[Dataset records]
------

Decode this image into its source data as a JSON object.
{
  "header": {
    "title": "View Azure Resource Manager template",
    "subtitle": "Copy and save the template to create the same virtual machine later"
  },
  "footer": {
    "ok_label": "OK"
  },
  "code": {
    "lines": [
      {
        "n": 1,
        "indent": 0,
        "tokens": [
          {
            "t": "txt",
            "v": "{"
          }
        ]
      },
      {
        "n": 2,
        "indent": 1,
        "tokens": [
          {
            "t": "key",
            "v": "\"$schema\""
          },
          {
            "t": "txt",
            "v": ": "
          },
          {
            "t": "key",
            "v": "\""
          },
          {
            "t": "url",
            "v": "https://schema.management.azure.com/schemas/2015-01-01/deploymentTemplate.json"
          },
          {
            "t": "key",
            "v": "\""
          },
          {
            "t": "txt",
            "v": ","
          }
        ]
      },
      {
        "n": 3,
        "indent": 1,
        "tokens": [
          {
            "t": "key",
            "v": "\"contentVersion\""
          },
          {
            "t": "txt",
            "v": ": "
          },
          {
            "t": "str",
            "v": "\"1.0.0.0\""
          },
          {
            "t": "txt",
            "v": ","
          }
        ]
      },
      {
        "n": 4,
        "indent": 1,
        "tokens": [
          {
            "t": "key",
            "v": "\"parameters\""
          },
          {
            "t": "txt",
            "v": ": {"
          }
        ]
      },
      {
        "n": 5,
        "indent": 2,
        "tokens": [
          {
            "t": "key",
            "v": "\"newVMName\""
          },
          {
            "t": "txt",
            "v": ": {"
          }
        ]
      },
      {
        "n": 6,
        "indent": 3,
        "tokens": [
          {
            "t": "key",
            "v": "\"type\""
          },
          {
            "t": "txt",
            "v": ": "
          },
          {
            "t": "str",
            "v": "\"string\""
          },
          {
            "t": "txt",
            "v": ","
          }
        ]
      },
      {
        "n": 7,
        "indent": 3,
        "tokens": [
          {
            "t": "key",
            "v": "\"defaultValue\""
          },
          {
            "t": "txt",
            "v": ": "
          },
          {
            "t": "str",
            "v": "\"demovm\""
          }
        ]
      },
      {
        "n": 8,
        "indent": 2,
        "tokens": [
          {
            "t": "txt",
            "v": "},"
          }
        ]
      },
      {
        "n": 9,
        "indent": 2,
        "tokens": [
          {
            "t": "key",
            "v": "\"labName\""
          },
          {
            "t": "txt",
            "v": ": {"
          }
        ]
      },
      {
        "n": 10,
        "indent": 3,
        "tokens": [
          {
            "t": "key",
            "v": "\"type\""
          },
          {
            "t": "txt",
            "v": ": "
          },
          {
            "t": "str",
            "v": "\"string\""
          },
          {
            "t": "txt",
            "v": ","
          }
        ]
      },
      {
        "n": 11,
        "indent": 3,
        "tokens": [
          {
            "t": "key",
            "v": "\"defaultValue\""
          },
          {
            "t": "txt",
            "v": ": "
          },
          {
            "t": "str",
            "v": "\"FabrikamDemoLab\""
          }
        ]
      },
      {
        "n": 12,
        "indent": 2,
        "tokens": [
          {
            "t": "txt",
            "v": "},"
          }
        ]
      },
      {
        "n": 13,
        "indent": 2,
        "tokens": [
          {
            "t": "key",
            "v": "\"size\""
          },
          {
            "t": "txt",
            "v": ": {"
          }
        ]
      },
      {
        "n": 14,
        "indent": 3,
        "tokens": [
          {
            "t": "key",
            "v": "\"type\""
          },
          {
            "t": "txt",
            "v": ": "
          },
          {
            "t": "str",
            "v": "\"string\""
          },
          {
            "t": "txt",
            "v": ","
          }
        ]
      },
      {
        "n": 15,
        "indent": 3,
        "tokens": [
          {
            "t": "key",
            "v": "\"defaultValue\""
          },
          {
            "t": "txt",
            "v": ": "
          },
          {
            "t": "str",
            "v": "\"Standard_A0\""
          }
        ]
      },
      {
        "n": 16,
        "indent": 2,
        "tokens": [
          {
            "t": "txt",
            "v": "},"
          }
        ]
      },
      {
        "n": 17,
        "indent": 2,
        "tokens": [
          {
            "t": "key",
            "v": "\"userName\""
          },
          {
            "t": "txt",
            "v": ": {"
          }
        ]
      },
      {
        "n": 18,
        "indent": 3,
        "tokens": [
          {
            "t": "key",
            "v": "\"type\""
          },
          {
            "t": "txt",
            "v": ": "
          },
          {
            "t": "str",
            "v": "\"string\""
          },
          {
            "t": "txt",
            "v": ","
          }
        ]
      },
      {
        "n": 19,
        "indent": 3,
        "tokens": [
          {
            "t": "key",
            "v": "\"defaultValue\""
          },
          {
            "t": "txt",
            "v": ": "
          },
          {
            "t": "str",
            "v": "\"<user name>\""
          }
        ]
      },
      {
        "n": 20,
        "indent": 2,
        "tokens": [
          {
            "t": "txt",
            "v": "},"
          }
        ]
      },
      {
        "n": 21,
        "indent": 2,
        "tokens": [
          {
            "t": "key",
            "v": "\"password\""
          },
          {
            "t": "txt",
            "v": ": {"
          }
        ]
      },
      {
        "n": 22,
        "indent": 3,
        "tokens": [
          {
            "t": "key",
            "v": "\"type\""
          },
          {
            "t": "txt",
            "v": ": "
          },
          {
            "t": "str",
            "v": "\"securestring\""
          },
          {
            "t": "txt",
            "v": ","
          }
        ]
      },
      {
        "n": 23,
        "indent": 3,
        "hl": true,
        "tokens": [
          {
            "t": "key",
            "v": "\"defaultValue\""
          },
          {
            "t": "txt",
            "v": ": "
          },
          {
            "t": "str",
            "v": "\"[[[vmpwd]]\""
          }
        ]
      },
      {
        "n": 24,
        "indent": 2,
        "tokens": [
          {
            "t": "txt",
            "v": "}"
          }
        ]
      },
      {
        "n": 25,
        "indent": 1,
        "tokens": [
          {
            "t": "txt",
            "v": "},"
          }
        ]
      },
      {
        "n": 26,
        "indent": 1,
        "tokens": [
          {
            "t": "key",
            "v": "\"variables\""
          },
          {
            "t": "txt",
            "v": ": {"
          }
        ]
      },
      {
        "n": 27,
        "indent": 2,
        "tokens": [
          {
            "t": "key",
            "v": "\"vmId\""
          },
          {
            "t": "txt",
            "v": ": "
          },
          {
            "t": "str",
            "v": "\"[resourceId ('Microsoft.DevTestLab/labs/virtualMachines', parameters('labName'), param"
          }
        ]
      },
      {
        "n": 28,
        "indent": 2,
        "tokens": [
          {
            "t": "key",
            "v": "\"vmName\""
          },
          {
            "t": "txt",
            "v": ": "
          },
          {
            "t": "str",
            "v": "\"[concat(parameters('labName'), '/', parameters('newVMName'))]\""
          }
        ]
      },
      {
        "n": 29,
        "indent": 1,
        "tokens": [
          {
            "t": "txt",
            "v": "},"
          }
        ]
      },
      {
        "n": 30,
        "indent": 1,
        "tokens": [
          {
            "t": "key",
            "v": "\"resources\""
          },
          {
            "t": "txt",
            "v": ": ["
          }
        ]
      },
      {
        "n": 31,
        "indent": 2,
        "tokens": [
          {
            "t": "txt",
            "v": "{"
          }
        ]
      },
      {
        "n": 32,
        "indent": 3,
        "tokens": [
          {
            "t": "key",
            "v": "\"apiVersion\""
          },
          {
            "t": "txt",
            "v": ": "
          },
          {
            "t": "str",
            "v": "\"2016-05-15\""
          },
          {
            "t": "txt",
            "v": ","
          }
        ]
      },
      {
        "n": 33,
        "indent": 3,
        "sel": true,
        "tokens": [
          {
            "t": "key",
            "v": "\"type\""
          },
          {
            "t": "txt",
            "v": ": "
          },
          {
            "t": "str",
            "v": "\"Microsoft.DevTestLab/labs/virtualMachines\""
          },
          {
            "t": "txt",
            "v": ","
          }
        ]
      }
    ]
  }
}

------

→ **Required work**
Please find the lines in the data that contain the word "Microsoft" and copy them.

→ **Your solution**
            "v": "\"[resourceId ('Microsoft.DevTestLab/labs/virtualMachines', parameters('labName'), param"
            "v": "\"Microsoft.DevTestLab/labs/virtualMachines\""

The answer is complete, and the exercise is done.